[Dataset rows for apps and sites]

____________

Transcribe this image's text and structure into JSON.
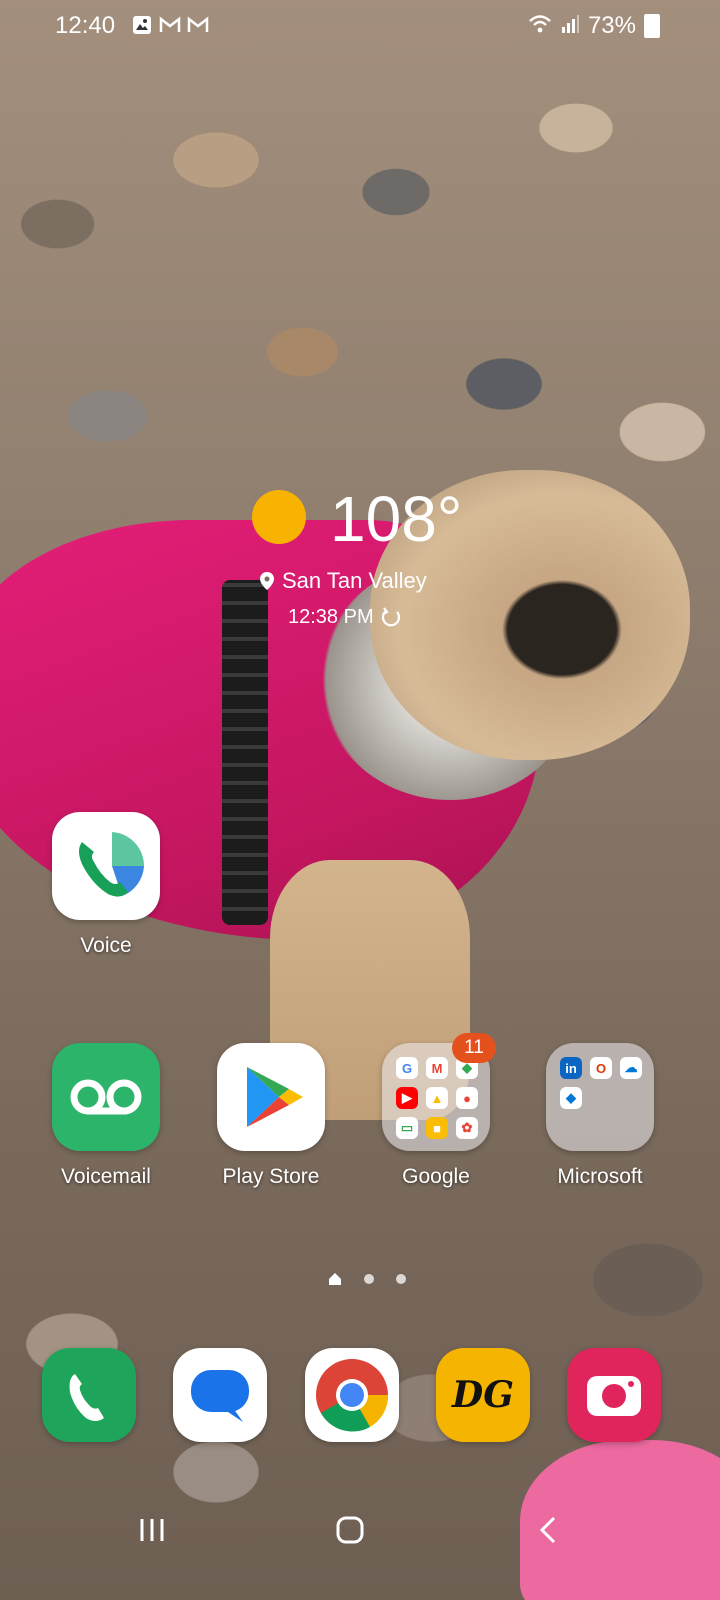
{
  "status_bar": {
    "time": "12:40",
    "battery": "73%",
    "left_icons": [
      "gallery-icon",
      "gmail-icon",
      "gmail-icon"
    ],
    "right_icons": [
      "wifi-icon",
      "signal-icon",
      "battery-icon"
    ]
  },
  "weather": {
    "temperature": "108°",
    "location": "San Tan Valley",
    "updated_time": "12:38 PM",
    "condition_icon": "sun-icon",
    "colors": {
      "sun": "#f7b300"
    }
  },
  "apps": [
    {
      "label": "Voice",
      "icon": "voice-app-icon"
    },
    {
      "label": "Voicemail",
      "icon": "voicemail-icon"
    },
    {
      "label": "Play Store",
      "icon": "play-store-icon"
    },
    {
      "label": "Google",
      "icon": "google-folder-icon",
      "badge": "11"
    },
    {
      "label": "Microsoft",
      "icon": "microsoft-folder-icon"
    }
  ],
  "google_folder_letters": [
    "G",
    "M",
    "◆",
    "▶",
    "▲",
    "●",
    "▭",
    "■",
    "✿"
  ],
  "microsoft_folder_letters": [
    "in",
    "O",
    "☁",
    "◆"
  ],
  "dock": [
    {
      "name": "phone",
      "icon": "phone-icon",
      "color": "#1fa55b"
    },
    {
      "name": "messages",
      "icon": "messages-icon",
      "color": "#ffffff"
    },
    {
      "name": "chrome",
      "icon": "chrome-icon",
      "color": "#ffffff"
    },
    {
      "name": "dollar-general",
      "icon": "dg-icon",
      "color": "#f5b400"
    },
    {
      "name": "camera",
      "icon": "camera-icon",
      "color": "#e0255d"
    }
  ],
  "dock_dg_text": "DG",
  "navigation": [
    "recents-button",
    "home-button",
    "back-button"
  ]
}
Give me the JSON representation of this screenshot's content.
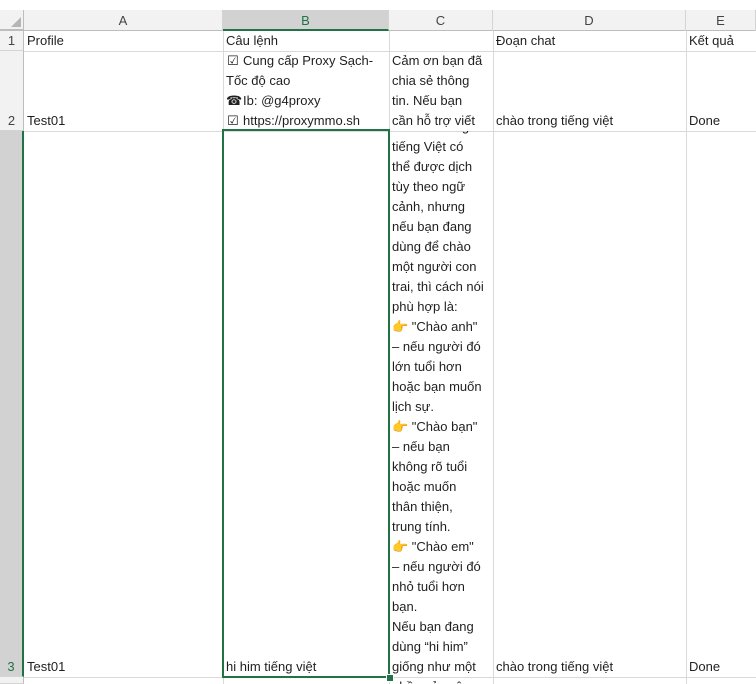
{
  "columns": [
    {
      "letter": "A",
      "selected": false
    },
    {
      "letter": "B",
      "selected": true
    },
    {
      "letter": "C",
      "selected": false
    },
    {
      "letter": "D",
      "selected": false
    },
    {
      "letter": "E",
      "selected": false
    }
  ],
  "rows": [
    {
      "number": "1",
      "selected": false
    },
    {
      "number": "2",
      "selected": true
    },
    {
      "number": "3",
      "selected": true
    }
  ],
  "row1": {
    "a": "Profile",
    "b": "Câu lệnh",
    "c": "",
    "d": "Đoạn chat",
    "e": "Kết quả"
  },
  "row2": {
    "a": "Test01",
    "b_lines": [
      {
        "icon": "☑",
        "text": "Cung cấp Proxy Sạch-"
      },
      {
        "icon": "",
        "text": "Tốc độ cao"
      },
      {
        "icon": "☎",
        "text": "Ib: @g4proxy"
      },
      {
        "icon": "☑",
        "text": "https://proxymmo.sh"
      }
    ],
    "c_lines": [
      "Cảm ơn bạn đã",
      "chia sẻ thông",
      "tin. Nếu bạn",
      "cần hỗ trợ viết"
    ],
    "d": "chào trong tiếng việt",
    "e": "Done"
  },
  "row3": {
    "a": "Test01",
    "b": "hi him tiếng việt",
    "c_lines": [
      "\"hi him\" trong",
      "tiếng Việt có",
      "thể được dịch",
      "tùy theo ngữ",
      "cảnh, nhưng",
      "nếu bạn đang",
      "dùng để chào",
      "một người con",
      "trai, thì cách nói",
      "phù hợp là:",
      "👉 \"Chào anh\"",
      "– nếu người đó",
      "lớn tuổi hơn",
      "hoặc bạn muốn",
      "lịch sự.",
      "👉 \"Chào bạn\"",
      "– nếu bạn",
      "không rõ tuổi",
      "hoặc muốn",
      "thân thiện,",
      "trung tính.",
      "👉 \"Chào em\"",
      "– nếu người đó",
      "nhỏ tuổi hơn",
      "bạn.",
      "Nếu bạn đang",
      "dùng “hi him”",
      "giống như một",
      "phần của câu"
    ],
    "d": "chào trong tiếng việt",
    "e": "Done"
  }
}
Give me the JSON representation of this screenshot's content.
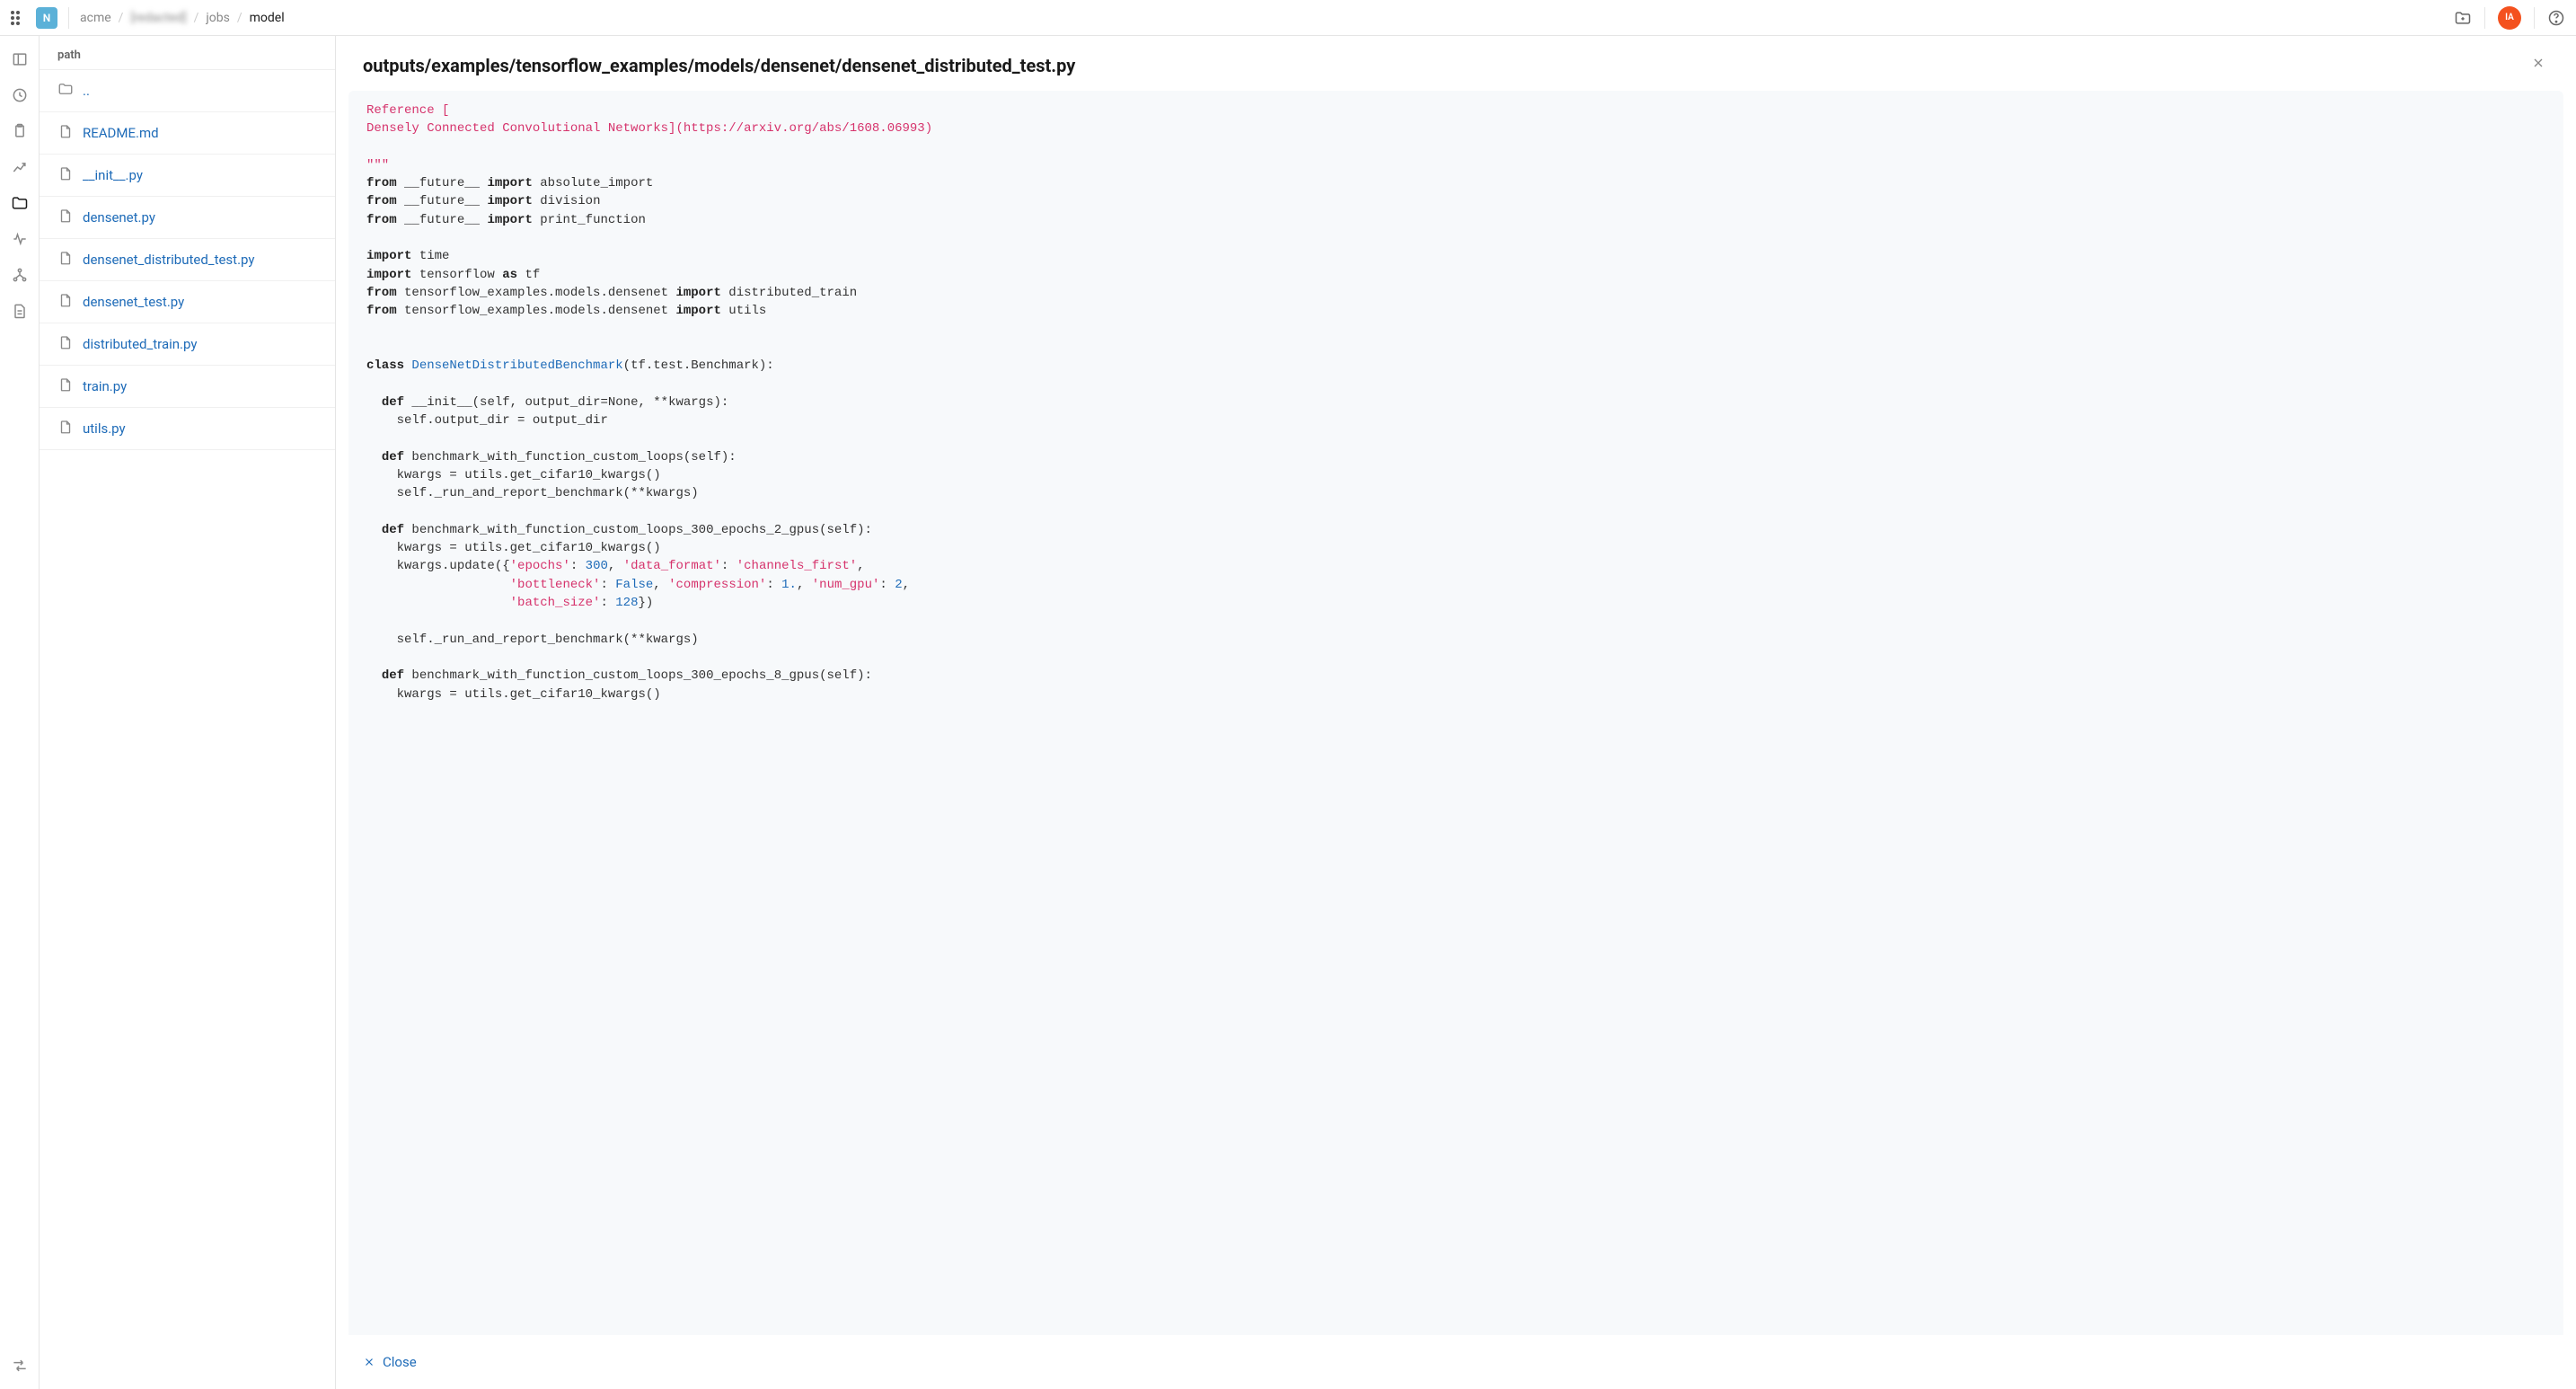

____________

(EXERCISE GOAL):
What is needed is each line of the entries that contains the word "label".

(RESPONSE BOX):
      "label": "Voice",
      "label": "Voicemail",
      "label": "Play Store",
      "label": "Google",
      "label": "Microsoft",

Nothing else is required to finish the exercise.